- School A makes extensive use of simulation technology to compensate for a lack of available clinical settings, and produces graduates who are as clinically adept as students educated using more traditional clinical teaching models. What structures and practices make School A effective? What techniques do faculty at School A use that yield such positive results?
- Professor B does not lecture when teaching pharmacology to basic nursing students, yet the program’s graduates score higher on their pre-employment medication examinations and are deemed more competent in pharmacology as new nurses than are graduates from other schools. What techniques does this faculty member use that work so well? Do these techniques exist in the literature, and can they be replicated?
These are just two examples of what I will term “positive nursing education research.” My call to readers of the Journal of Nursing Education is to develop a program of positive nursing education research. Nursing education needs this type of inquiry to document what works in nursing education, why it works, and how it might be more widely used. This will require a sustained and rigorous focus on factors that promote resilience, foster innovation and creativity, and enable effective practices within the nursing education enterprise. Readers who know me may expect it of me, but I think identifying what makes for high licensure pass rates is as good a place as any to start.
Darrell Spurlock, Jr., PhD, RN, NEA-BC
Mount Carmel College of Nursing

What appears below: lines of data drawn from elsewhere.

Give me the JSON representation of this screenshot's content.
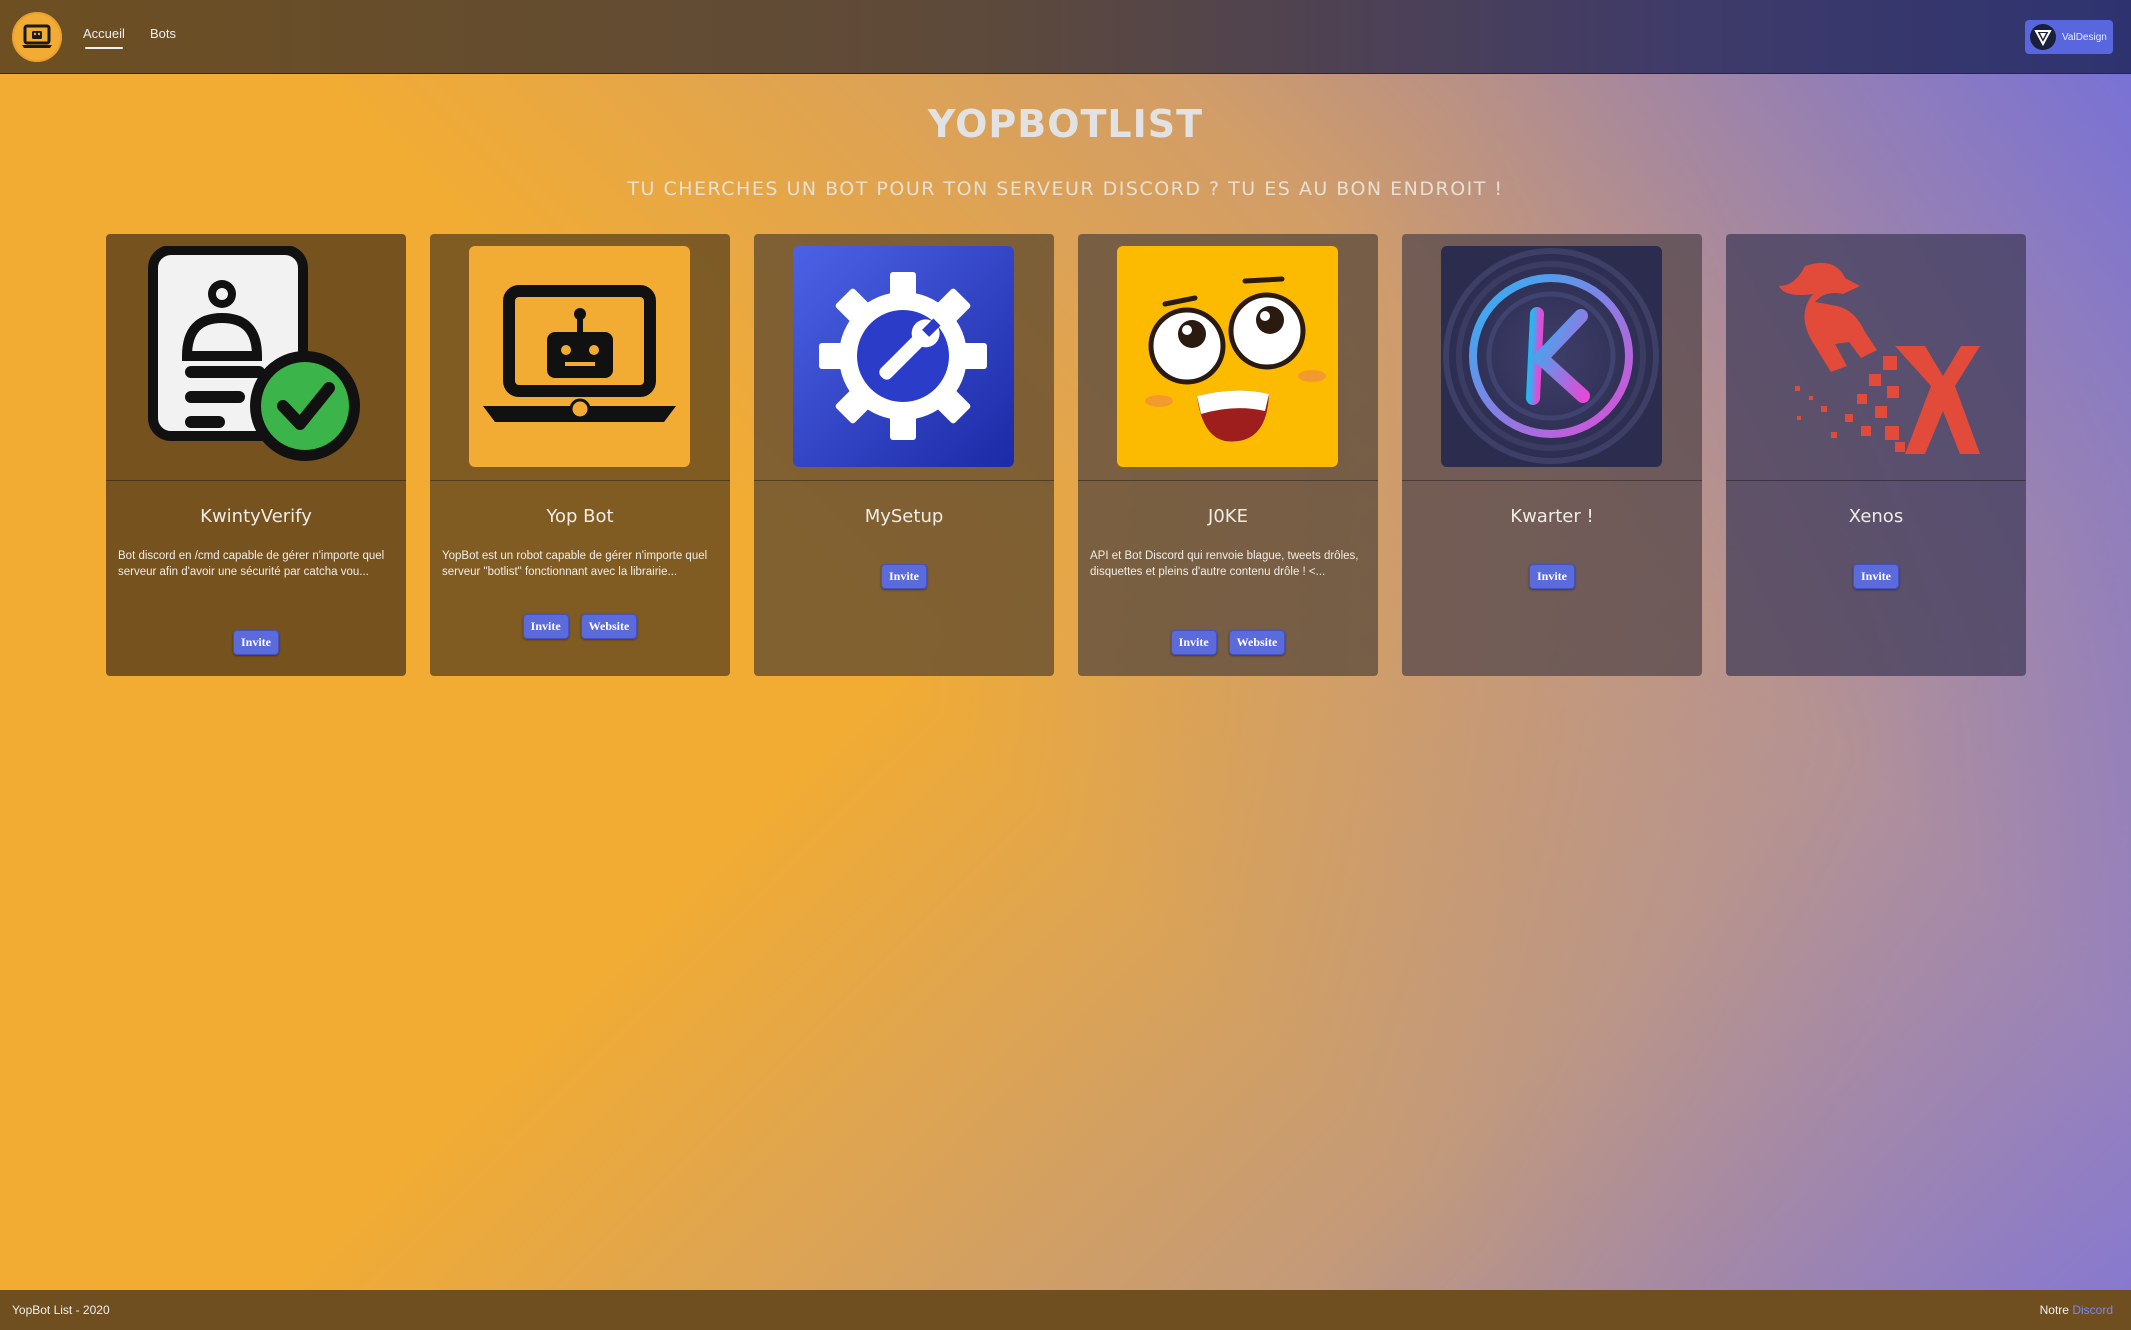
{
  "nav": {
    "links": [
      {
        "label": "Accueil",
        "active": true
      },
      {
        "label": "Bots",
        "active": false
      }
    ],
    "user_name": "ValDesign"
  },
  "hero": {
    "title": "YOPBOTLIST",
    "subtitle": "TU CHERCHES UN BOT POUR TON SERVEUR DISCORD ? TU ES AU BON ENDROIT !"
  },
  "bots": [
    {
      "name": "KwintyVerify",
      "icon": "id-card-check-icon",
      "description": "Bot discord en /cmd capable de gérer n'importe quel serveur afin d'avoir une sécurité par catcha vou...",
      "buttons": [
        "Invite"
      ],
      "card_color": "#6f4e1f"
    },
    {
      "name": "Yop Bot",
      "icon": "robot-laptop-icon",
      "description": "YopBot est un robot capable de gérer n'importe quel serveur \"botlist\" fonctionnant avec la librairie...",
      "buttons": [
        "Invite",
        "Website"
      ],
      "card_color": "#6c4e21"
    },
    {
      "name": "MySetup",
      "icon": "gear-wrench-icon",
      "description": "",
      "buttons": [
        "Invite"
      ],
      "card_color": "#5e4a3a"
    },
    {
      "name": "J0KE",
      "icon": "funny-face-icon",
      "description": "API et Bot Discord qui renvoie blague, tweets drôles, disquettes et pleins d'autre contenu drôle ! <...",
      "buttons": [
        "Invite",
        "Website"
      ],
      "card_color": "#5a4a41"
    },
    {
      "name": "Kwarter !",
      "icon": "k-circle-logo-icon",
      "description": "",
      "buttons": [
        "Invite"
      ],
      "card_color": "#4e4347"
    },
    {
      "name": "Xenos",
      "icon": "dragon-x-logo-icon",
      "description": "",
      "buttons": [
        "Invite"
      ],
      "card_color": "#433d51"
    }
  ],
  "footer": {
    "copyright": "YopBot List - 2020",
    "right_prefix": "Notre",
    "right_link": "Discord"
  },
  "colors": {
    "primary_button": "#5b6bdb",
    "page_gradient_start": "#f2ac33",
    "page_gradient_end": "#6366f1"
  }
}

- Bain, K. (2004). What the best college teachers do. Boston, MA: Harvard University Press.
- Moody, R.C., Horton-Deutsch, S. & Pesut, D.J. (2007). Appreciative inquiry for leading in complex systems: Supporting the transformation of academic nursing culture. The Journal of Nursing Education, 46, 319–324.
- Seligman, M.E.P. (2011). Flourish: A visionary new understanding of happiness and well-being. New York, NY: Free Press.